EXERCISE DIRECTIONS: Return the number of lines below that contain "JSON"; nothing else belongs in the reply.

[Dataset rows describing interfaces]
= Beginning of Section =
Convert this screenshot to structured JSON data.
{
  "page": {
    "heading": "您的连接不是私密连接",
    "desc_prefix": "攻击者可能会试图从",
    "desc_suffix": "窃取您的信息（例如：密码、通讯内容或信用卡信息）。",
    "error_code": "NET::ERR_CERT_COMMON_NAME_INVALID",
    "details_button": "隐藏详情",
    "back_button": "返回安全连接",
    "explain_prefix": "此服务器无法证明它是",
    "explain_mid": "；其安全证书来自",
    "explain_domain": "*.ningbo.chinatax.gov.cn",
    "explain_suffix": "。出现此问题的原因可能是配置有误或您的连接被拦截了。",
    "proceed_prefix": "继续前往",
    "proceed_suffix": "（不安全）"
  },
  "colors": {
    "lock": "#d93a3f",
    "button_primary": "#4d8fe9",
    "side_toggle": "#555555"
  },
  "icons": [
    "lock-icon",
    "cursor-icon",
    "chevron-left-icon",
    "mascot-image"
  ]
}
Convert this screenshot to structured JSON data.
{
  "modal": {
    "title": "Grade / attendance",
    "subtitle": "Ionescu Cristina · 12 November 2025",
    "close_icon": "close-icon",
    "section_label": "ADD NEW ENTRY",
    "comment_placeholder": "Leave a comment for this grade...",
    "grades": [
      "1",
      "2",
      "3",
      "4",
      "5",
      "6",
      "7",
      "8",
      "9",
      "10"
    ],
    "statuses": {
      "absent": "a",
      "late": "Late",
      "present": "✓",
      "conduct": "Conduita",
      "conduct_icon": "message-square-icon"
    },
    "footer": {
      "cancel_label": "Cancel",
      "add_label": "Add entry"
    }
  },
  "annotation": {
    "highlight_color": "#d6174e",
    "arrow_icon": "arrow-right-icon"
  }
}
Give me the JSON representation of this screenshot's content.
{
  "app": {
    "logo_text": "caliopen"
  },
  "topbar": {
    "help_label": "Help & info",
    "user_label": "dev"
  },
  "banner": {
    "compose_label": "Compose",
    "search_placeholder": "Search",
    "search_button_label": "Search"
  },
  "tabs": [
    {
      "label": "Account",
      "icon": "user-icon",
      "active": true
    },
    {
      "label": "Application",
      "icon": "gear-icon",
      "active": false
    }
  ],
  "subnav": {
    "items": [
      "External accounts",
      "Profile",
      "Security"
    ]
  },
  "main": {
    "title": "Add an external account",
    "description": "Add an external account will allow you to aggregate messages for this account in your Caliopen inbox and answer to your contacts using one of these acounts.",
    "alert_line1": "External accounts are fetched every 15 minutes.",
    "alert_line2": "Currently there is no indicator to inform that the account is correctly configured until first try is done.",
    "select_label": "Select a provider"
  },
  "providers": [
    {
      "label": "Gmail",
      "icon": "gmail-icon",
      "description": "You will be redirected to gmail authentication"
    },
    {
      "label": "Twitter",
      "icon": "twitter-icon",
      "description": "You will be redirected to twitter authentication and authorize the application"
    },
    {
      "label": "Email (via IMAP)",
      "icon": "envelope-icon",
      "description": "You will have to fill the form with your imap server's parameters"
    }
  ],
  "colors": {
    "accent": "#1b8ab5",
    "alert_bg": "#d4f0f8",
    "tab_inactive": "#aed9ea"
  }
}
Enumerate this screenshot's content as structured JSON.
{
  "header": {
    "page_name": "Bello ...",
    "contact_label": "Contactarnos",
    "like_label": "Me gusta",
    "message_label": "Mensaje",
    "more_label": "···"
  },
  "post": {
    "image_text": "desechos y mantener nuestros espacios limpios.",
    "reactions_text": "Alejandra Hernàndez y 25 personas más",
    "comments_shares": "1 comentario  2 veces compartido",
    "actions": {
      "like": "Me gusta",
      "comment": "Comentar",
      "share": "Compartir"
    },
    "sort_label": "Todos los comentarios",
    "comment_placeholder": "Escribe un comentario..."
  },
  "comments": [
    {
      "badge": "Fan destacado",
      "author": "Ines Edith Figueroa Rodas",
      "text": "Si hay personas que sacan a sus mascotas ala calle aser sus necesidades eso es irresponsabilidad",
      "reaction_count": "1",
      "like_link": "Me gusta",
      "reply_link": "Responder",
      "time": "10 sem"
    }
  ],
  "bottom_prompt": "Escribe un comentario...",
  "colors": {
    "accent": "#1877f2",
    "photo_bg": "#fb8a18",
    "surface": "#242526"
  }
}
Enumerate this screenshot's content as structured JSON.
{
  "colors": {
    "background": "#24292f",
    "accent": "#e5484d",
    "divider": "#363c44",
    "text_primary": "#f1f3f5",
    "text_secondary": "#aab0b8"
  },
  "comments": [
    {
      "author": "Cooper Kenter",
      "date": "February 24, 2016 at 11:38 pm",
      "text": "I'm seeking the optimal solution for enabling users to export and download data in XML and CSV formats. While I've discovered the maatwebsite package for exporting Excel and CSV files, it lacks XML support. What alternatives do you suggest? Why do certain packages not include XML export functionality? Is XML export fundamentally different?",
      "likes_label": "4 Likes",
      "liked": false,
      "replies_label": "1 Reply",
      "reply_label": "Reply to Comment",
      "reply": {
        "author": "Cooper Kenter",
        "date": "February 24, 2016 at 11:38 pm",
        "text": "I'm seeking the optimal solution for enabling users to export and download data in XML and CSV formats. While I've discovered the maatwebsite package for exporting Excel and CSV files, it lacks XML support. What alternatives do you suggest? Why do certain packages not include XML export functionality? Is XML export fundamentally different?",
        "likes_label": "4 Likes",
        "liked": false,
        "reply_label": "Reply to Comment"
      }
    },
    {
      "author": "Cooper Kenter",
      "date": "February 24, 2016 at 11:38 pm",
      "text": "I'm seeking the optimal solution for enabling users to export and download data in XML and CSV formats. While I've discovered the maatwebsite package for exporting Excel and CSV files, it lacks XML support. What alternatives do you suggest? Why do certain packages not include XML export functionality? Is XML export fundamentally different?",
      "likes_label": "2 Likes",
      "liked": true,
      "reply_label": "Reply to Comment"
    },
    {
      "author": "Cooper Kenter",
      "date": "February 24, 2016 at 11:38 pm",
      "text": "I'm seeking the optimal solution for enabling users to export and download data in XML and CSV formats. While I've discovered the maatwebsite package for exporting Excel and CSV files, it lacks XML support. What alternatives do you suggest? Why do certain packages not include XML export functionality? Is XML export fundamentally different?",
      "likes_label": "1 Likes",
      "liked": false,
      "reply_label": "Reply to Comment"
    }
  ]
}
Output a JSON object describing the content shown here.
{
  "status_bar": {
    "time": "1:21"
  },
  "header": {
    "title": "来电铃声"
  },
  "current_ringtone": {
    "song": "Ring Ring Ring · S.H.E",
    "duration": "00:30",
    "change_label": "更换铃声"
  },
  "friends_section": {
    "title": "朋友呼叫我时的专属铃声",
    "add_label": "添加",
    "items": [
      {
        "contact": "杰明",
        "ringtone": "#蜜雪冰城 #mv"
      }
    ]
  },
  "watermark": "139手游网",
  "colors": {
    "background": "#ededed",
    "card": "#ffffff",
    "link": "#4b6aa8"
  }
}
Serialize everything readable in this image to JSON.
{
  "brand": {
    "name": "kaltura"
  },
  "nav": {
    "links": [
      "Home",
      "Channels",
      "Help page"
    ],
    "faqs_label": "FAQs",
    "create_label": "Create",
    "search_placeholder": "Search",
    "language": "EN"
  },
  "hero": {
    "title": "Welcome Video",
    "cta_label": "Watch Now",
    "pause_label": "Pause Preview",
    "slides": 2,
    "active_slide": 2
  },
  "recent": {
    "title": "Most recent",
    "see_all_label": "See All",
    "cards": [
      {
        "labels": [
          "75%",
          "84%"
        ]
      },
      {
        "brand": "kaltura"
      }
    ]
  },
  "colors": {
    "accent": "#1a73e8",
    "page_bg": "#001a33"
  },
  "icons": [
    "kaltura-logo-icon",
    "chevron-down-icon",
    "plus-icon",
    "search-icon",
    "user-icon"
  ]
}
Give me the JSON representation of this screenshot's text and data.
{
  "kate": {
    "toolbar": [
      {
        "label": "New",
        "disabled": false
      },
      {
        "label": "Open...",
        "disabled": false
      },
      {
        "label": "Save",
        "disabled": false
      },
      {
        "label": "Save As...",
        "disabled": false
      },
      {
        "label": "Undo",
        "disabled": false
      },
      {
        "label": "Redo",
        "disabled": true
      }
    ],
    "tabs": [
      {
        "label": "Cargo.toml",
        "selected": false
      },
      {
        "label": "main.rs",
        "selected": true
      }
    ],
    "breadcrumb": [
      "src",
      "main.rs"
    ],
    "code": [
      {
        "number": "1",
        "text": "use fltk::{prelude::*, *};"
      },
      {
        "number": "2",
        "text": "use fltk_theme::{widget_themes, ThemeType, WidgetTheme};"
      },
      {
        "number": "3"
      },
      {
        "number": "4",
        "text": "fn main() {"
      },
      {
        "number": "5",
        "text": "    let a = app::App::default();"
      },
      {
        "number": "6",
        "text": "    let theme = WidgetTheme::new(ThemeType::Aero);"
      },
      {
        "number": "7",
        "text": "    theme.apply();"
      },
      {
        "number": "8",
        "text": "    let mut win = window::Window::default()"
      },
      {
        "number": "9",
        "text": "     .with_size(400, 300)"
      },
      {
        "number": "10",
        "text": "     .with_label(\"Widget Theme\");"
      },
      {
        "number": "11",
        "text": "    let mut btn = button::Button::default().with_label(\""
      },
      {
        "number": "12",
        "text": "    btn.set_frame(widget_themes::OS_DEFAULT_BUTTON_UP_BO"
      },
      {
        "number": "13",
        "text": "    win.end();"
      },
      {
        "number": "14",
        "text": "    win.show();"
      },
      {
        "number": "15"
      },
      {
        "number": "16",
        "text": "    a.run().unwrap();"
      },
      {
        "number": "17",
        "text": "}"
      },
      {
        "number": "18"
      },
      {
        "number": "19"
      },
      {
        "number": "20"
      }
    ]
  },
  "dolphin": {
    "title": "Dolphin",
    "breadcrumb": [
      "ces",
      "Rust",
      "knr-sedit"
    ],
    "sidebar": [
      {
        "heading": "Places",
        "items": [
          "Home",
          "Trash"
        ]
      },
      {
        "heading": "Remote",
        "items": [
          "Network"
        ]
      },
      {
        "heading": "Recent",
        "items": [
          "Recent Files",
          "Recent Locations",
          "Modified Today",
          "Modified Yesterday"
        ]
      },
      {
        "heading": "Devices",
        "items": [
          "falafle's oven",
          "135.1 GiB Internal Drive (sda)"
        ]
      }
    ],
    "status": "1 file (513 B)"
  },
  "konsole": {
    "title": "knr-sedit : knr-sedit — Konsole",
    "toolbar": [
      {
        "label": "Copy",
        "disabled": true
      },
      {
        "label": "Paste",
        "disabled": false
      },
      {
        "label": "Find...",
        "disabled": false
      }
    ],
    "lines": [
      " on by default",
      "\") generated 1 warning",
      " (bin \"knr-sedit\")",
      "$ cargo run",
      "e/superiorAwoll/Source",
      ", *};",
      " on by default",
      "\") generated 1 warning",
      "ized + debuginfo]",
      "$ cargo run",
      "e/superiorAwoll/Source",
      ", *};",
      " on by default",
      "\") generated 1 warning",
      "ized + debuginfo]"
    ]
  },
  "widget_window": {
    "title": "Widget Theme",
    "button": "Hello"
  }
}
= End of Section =
TASK SOLUTION: 8